[Entries from a dataset of interfaces]
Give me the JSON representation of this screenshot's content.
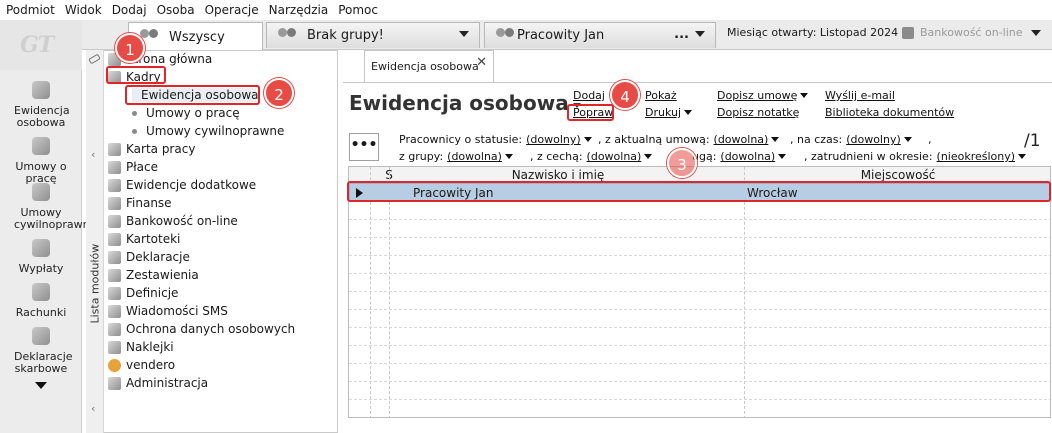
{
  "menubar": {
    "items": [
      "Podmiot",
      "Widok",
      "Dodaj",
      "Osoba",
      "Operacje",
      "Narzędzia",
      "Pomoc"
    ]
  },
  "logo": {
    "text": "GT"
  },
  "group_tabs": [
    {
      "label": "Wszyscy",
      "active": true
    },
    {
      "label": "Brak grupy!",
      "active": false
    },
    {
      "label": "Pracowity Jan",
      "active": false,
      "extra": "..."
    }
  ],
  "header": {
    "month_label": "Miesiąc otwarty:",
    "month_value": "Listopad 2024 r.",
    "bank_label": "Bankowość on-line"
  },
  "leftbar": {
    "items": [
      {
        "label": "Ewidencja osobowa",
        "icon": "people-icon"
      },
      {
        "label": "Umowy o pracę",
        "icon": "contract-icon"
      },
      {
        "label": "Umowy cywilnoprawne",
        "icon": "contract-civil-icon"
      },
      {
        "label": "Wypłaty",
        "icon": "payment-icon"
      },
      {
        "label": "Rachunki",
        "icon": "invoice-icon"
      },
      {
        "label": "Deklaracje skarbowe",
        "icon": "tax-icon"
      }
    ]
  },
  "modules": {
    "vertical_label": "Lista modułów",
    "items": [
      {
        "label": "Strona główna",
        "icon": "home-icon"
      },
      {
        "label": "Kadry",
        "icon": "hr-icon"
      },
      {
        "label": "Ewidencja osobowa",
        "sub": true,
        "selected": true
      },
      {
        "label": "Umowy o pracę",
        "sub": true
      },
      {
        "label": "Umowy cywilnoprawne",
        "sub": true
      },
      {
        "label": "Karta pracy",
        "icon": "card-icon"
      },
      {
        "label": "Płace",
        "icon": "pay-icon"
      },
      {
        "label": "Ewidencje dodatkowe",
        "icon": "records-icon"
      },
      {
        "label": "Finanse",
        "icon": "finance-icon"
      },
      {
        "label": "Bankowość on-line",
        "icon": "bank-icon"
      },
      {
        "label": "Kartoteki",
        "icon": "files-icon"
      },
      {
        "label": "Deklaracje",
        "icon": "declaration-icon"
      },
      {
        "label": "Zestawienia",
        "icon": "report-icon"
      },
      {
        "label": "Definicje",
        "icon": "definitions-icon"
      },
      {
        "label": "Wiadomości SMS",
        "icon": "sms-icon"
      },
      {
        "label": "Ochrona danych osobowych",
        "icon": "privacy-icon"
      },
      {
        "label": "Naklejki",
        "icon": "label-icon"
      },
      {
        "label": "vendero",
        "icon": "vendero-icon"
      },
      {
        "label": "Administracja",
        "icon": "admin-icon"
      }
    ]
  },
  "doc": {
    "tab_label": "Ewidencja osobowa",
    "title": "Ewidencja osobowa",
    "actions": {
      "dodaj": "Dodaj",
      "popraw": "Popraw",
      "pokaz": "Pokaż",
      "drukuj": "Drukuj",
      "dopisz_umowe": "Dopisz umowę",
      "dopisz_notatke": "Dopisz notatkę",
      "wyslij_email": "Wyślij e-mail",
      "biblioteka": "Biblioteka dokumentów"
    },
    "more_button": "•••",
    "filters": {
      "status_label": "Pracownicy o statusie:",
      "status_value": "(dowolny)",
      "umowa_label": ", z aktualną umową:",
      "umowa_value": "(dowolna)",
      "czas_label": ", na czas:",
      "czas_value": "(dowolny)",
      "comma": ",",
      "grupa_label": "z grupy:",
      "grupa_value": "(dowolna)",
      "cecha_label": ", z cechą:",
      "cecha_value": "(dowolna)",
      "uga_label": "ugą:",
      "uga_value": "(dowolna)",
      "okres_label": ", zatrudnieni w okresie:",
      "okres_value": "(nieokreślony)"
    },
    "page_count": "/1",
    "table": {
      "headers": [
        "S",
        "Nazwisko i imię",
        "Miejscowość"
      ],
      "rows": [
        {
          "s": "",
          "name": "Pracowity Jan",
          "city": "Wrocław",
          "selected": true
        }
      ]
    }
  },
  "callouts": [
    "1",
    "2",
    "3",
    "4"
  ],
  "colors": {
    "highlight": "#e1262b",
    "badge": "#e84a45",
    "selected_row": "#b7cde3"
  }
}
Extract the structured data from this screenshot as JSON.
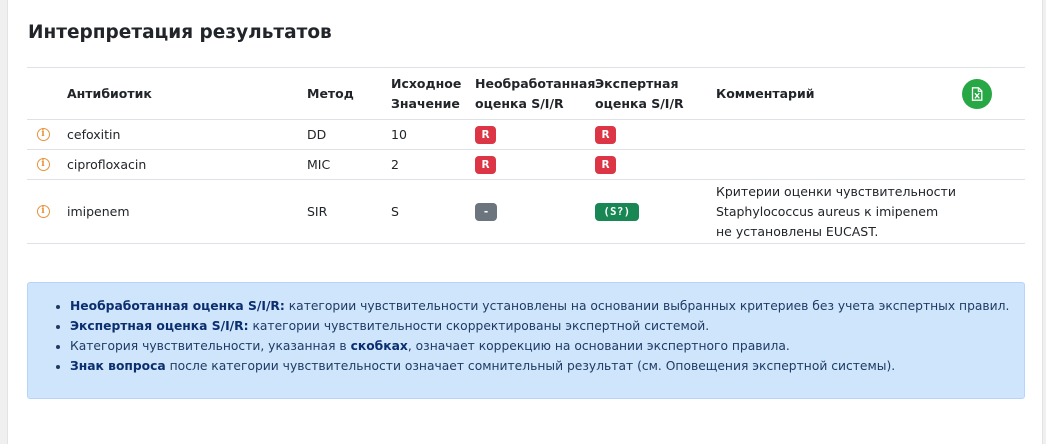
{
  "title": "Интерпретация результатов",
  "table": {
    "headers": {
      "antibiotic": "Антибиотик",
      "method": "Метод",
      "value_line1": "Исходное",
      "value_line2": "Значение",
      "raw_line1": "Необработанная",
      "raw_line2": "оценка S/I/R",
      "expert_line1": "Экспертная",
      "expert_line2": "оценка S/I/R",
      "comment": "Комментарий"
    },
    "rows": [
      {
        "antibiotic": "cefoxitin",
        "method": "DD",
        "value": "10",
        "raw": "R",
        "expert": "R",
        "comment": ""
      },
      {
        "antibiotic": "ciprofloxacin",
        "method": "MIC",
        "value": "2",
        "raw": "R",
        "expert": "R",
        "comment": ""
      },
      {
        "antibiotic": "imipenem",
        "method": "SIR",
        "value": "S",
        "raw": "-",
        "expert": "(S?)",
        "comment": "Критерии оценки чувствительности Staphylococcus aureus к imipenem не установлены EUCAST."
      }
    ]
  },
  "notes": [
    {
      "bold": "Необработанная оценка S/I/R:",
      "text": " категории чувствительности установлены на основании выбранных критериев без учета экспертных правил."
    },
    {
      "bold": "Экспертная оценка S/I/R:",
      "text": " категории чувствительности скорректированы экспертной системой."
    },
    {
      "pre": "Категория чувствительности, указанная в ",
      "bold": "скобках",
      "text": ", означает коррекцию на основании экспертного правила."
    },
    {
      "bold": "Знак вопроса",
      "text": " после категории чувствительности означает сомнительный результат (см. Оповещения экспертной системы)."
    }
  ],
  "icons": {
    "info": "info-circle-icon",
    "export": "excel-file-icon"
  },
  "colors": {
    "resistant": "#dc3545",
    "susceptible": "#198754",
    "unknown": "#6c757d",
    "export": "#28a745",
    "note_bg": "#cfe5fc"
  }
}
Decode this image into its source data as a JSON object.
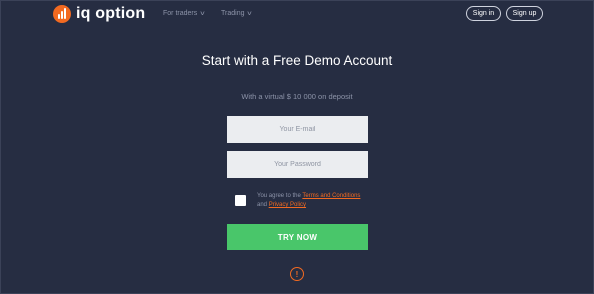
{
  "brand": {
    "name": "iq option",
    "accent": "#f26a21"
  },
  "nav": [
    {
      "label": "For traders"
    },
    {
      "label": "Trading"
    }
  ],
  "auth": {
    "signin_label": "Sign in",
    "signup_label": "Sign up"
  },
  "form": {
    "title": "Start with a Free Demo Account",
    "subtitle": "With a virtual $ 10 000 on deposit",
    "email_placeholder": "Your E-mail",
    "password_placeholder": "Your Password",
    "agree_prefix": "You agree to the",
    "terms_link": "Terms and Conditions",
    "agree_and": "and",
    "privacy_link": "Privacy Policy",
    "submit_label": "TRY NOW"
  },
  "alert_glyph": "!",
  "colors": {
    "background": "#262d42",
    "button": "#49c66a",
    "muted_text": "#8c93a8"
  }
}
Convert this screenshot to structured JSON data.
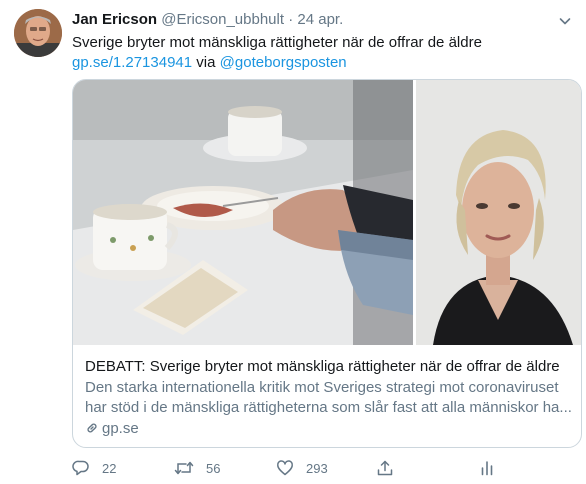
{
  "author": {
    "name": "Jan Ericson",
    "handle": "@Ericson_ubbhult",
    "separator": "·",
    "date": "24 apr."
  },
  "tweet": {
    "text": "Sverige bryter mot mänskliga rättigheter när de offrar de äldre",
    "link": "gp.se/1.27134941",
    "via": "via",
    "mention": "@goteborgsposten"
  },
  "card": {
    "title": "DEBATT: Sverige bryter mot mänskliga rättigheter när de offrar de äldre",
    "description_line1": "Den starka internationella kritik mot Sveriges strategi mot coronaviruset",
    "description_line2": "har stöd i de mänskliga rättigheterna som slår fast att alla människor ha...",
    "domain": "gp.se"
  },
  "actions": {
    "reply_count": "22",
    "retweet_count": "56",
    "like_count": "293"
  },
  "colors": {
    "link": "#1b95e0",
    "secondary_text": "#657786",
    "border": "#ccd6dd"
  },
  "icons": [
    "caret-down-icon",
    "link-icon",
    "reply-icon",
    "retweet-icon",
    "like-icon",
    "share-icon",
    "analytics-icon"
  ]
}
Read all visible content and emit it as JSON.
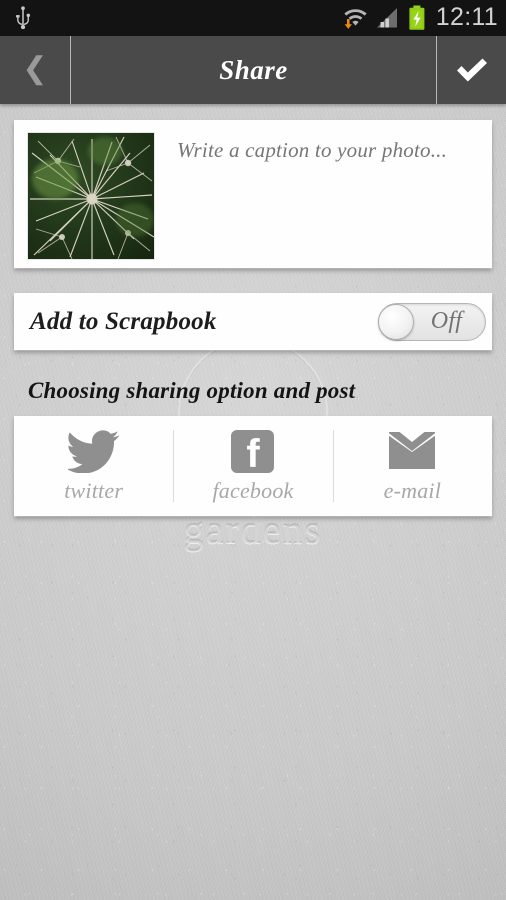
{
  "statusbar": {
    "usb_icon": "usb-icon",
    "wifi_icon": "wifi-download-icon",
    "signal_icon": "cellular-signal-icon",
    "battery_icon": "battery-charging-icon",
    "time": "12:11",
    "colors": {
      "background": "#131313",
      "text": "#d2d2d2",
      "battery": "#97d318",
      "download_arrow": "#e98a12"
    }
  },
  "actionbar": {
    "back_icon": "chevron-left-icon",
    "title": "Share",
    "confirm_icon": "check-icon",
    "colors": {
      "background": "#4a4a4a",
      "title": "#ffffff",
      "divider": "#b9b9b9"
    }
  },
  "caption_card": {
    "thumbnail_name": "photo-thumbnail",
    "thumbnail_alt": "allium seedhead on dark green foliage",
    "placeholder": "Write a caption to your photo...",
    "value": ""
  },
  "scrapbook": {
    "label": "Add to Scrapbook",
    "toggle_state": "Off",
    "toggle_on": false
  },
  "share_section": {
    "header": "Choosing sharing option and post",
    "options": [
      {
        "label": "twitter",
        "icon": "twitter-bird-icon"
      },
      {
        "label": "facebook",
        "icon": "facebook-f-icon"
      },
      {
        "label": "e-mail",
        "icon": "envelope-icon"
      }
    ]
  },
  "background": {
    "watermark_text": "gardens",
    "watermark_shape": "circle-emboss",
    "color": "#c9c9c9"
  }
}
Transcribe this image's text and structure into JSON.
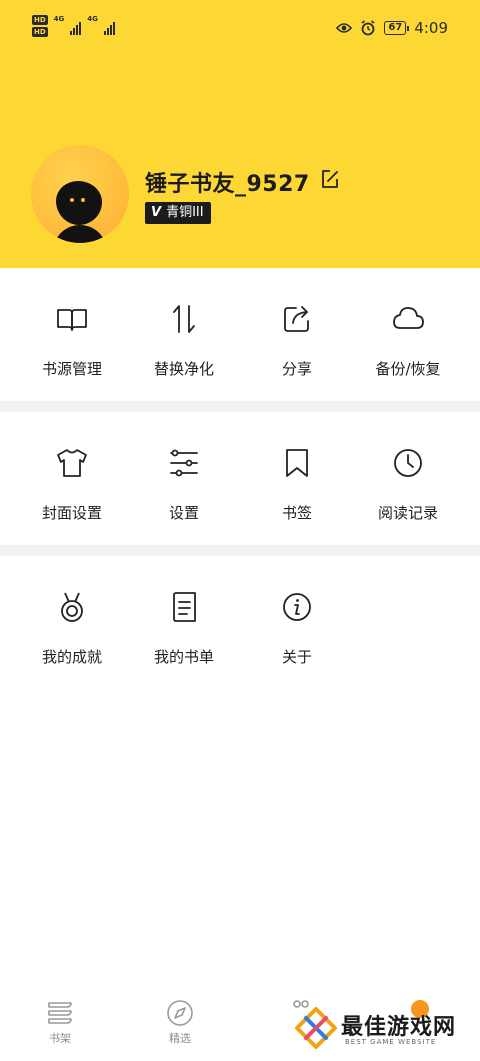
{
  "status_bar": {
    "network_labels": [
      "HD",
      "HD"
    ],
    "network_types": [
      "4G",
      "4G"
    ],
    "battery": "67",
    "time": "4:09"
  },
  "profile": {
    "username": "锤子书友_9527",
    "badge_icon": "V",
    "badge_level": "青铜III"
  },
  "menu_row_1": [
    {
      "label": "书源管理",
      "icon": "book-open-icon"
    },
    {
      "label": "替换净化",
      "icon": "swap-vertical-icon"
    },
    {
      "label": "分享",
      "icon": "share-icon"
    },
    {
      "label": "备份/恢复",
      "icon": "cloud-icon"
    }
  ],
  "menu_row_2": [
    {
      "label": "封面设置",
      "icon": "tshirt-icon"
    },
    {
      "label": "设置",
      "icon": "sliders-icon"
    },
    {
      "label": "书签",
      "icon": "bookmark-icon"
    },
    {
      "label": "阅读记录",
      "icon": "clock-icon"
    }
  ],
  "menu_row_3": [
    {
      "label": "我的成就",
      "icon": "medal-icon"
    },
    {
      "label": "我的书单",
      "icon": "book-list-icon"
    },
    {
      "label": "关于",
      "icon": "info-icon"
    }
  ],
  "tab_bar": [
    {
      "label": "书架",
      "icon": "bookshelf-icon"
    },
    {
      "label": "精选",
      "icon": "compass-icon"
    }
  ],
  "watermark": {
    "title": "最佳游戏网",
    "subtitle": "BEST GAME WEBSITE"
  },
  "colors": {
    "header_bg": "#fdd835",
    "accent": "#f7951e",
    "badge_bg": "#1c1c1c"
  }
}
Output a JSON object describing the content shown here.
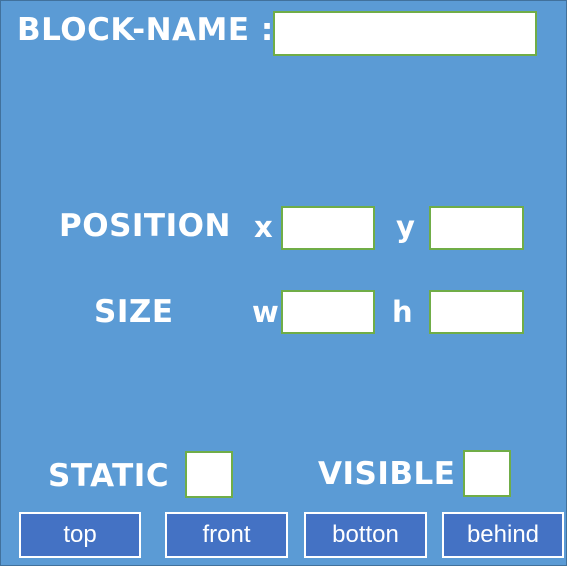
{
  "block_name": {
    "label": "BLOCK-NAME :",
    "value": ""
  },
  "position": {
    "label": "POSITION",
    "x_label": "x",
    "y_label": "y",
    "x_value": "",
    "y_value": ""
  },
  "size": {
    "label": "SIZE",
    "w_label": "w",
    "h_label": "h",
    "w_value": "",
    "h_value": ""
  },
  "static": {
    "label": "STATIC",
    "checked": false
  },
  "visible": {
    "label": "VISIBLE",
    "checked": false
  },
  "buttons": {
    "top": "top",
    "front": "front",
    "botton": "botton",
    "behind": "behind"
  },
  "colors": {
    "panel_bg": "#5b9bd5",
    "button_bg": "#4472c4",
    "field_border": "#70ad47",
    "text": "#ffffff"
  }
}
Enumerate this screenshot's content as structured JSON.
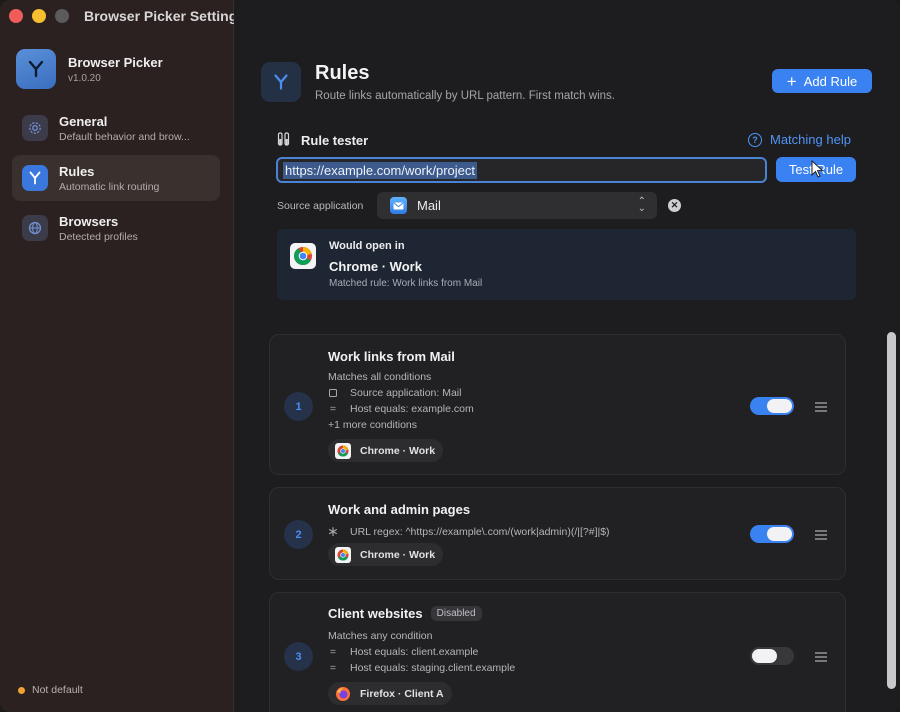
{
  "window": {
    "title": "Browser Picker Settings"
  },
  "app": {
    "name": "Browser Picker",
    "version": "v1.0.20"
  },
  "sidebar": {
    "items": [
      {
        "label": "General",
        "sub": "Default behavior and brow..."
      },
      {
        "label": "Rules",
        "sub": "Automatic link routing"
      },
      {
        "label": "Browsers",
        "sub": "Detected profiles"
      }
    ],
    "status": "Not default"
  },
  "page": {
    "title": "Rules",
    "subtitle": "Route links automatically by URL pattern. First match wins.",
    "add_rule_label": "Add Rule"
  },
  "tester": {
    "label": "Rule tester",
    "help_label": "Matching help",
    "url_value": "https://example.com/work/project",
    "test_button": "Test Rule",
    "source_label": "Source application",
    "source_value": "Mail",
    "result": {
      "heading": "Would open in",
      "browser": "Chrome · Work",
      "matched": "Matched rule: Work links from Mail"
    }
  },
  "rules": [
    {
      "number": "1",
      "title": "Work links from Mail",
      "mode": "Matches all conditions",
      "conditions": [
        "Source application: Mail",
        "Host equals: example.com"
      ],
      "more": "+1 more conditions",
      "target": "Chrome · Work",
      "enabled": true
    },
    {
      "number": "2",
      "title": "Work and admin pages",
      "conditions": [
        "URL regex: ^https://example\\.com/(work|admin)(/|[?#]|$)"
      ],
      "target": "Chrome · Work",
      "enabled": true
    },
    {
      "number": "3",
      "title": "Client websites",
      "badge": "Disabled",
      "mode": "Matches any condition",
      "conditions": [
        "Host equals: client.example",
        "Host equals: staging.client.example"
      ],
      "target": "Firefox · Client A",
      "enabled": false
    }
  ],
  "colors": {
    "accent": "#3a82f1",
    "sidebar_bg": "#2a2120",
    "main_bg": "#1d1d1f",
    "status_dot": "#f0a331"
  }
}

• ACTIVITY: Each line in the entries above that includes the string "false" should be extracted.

• SOLVED PROBLEM:
      "active": false
      "active": false,
    "toggle_on": false
    "checked": false
    "checked": false
      "enabled": false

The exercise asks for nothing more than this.